Public pension plans are being hit with a mixture of ethics complaints, ballot initiatives and election contests, with candidates using pension reform as an appeal to voters.
Ethics complaints are center stage in New Jersey and North Carolina. Earlier this month, the New Jersey State AFL-CIO filed a complaint with the New Jersey State Ethics Commission, asking for an investigation of actions by Robert Grady, chairman of the state's investment council. The council oversees the state Division of Investment, which, in turn, manages investments for the $80.6 billion New Jersey Pension Fund, Trenton.
The AFL-CIO alleged Mr. Grady “has chosen to invest pension funds into hedge funds and private equity firms after their principals have made political contributions that benefit the governor (Chris Christie) and the Republican Party,” according to the complaint signed by Charles Wowkanech, president of the New Jersey State AFL-CIO.
Christopher Santarelli, a spokesman for the State Treasury Department, called the complaint “nothing more than a cheap political stunt.”
New Jersey's pension fund also is playing a role in the race for governor in Massachusetts between primary winners Martha Coakley, the Democratic attorney general, and Republican Charles Baker.
A memo in May to the New Jersey Treasury Department from the investment council said Mr. Baker reportedly made a $10,000 contribution to the New Jersey Republican State Committee in May 2011. Later that year, the division committed $15 million to a fund managed by General Catalyst Group Management LLC. Mr. Baker is “entrepreneur in residence” at General Catalyst. “This has raised the question of whether Mr. Baker is an "investment management professional' under the State Investment Council's” political contributions policy, the memo said.
This policy prohibits the division from investing in a fund managed by an investment management firm “if , within two years prior to such investment, specified political contributions or payments to a political party have been made or paid by the firm or its investment management professionals,” the memo said.
In North Carolina, the State Employees Association of North Carolina petitioned the Securities and Exchange Commission to investigate if a money manager violated so-called pay-to-play rules in dealing with the $90 billion North Carolina Retirement Systems, Raleigh.
The association's complaint said SEC rules might have been violated by Charlotte-based Carousel Capital's co-founder and former White House Chief of Staff Erskine Bowles, who with his wife, Crandall, hosted a fundraiser in 2011 for state Treasurer Janet Cowell, the sole trustee of the pension fund. Also in 2011, Carousel Capital, which managed some North Carolina pension fund investments, won a contract for the state's Innovation Fund.
Schorr Johnson, a spokesman for Ms. Cowell, said the complaint was “without merit.”
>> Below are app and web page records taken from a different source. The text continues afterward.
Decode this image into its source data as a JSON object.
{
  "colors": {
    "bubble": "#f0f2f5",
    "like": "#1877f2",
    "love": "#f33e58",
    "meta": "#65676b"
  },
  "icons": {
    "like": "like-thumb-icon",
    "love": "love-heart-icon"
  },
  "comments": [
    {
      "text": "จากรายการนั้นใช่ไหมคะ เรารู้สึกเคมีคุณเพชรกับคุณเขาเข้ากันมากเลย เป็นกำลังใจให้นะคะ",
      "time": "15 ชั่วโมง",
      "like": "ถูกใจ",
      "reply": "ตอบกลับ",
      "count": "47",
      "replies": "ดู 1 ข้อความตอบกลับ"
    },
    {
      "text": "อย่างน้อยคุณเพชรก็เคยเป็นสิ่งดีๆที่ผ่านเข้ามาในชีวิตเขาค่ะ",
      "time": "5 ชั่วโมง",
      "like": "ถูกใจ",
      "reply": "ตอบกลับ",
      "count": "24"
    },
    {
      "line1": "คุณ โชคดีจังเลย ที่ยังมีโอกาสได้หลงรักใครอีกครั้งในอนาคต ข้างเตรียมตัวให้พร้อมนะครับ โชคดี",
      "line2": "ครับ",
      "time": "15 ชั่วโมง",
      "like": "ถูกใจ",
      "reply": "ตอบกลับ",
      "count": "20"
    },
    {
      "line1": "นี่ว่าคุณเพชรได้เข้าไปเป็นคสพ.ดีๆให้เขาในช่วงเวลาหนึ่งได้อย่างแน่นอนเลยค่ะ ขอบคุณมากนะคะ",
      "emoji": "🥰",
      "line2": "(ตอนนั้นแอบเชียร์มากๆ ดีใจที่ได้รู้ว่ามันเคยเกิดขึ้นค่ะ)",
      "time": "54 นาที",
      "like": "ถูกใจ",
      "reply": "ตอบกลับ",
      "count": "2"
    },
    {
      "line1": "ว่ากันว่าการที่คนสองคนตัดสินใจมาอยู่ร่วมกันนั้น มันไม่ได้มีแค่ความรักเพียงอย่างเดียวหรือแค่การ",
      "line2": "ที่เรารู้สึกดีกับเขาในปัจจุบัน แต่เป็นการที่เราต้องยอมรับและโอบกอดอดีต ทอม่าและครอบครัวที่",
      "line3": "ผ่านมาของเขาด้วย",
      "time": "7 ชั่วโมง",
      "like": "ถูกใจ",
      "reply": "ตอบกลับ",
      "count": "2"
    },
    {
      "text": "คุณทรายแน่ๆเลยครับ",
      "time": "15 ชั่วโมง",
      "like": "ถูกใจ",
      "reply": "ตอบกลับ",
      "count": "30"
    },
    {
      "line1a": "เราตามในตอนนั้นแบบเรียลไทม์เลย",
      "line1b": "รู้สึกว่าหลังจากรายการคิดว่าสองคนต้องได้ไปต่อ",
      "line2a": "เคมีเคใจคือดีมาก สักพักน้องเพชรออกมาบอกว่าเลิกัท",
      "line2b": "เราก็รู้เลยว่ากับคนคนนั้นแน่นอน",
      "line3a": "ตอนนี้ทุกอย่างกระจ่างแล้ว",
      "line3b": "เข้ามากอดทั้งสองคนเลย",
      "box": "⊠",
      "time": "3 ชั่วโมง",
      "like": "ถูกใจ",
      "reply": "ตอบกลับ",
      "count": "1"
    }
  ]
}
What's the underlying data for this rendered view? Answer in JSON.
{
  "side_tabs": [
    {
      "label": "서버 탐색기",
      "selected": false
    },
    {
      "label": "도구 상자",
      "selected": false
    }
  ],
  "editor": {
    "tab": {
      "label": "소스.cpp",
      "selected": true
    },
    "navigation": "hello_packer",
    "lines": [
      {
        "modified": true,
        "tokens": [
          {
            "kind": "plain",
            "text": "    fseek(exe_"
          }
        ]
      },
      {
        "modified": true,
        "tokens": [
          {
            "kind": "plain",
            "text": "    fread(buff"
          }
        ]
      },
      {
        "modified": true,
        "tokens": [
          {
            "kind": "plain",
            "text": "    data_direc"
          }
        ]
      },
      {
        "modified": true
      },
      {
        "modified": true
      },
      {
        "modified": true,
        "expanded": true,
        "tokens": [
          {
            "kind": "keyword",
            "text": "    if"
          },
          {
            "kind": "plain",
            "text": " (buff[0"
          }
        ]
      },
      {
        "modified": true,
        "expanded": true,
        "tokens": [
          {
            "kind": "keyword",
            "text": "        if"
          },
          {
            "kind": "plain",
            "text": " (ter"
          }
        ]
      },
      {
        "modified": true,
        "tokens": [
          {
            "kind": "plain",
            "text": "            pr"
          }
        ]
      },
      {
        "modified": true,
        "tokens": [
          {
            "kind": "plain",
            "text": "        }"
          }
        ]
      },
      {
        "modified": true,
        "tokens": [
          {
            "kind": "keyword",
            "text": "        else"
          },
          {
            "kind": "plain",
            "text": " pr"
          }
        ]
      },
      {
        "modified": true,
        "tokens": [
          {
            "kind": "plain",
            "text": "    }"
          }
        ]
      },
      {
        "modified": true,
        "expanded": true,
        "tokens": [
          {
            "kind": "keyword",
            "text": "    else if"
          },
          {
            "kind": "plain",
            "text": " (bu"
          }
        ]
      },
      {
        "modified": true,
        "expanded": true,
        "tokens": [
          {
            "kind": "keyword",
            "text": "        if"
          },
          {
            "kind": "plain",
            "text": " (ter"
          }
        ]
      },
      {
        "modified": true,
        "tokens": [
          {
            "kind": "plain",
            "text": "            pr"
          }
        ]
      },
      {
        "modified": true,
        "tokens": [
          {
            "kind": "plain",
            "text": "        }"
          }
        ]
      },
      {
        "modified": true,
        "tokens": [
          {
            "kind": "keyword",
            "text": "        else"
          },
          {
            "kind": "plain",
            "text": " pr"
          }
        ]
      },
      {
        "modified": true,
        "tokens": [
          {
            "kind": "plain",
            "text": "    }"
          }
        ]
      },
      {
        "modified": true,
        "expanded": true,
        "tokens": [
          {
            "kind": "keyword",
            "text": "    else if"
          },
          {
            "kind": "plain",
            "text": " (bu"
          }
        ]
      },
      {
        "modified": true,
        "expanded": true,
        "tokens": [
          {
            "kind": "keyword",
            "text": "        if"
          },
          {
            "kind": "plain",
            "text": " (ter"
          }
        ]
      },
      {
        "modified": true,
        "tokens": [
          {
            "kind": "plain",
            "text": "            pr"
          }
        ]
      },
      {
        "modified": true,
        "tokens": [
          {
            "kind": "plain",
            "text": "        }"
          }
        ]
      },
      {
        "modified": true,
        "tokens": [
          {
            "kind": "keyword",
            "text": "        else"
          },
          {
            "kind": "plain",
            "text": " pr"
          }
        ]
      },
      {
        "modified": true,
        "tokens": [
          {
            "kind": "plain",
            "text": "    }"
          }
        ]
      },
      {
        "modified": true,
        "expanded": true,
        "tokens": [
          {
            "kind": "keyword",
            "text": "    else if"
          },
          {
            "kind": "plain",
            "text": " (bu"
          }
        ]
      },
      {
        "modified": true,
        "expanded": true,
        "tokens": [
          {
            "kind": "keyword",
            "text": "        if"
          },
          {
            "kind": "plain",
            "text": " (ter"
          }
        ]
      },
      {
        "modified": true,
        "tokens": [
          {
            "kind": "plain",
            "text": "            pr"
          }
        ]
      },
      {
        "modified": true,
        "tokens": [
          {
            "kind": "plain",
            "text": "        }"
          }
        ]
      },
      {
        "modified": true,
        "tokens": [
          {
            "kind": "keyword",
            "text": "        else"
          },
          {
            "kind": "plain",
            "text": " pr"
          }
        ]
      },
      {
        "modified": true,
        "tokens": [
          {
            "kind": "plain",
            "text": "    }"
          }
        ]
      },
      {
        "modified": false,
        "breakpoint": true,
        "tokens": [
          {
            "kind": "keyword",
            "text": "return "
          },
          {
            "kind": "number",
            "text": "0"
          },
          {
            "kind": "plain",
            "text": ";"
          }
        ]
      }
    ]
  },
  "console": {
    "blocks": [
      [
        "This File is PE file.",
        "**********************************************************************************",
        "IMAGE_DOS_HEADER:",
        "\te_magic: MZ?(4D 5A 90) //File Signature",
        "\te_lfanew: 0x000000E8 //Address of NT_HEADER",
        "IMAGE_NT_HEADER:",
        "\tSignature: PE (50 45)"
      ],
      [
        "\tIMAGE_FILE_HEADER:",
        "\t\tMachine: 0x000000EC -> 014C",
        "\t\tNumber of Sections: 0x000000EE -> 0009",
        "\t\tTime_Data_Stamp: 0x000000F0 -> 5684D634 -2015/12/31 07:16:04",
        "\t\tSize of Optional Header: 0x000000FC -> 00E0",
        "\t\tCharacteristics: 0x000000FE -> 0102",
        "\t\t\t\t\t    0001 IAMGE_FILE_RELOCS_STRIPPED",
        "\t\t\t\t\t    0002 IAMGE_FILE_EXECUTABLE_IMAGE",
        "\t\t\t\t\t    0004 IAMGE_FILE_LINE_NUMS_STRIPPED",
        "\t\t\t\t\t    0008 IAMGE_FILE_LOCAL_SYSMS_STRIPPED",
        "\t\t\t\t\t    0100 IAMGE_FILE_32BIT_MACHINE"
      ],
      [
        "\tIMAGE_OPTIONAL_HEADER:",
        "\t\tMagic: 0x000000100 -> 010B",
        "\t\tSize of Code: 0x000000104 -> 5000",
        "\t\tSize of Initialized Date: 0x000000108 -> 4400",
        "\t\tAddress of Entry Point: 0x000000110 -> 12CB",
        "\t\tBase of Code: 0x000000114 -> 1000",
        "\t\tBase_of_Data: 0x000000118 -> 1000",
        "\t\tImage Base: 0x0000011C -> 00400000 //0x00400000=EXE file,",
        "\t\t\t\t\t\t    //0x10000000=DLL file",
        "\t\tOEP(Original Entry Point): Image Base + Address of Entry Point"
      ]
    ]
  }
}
He said Ms. Cowell's office verified with outside legal counsel that neither Mr. Bowles, a senior adviser with Carousel, nor his wife was covered by the SEC pay-to-play prohibition. “Political issues have no role in investment decision-making,” Mr. Johnson said.
At the ballot box this fall, pension issues won't be as prevalent as they have been in recent years, said Keith Brainard, the Georgetown, Texas-based research director for the National Association of State Retirement Administrators.
One issue that caught his eye is Proposition 487, a ballot initiative asking voters in Phoenix to make new civilian city workers eligible for a 401(k) plan instead of a defined benefit plan from the $2.2 billion City of Phoenix Employees' Retirement System.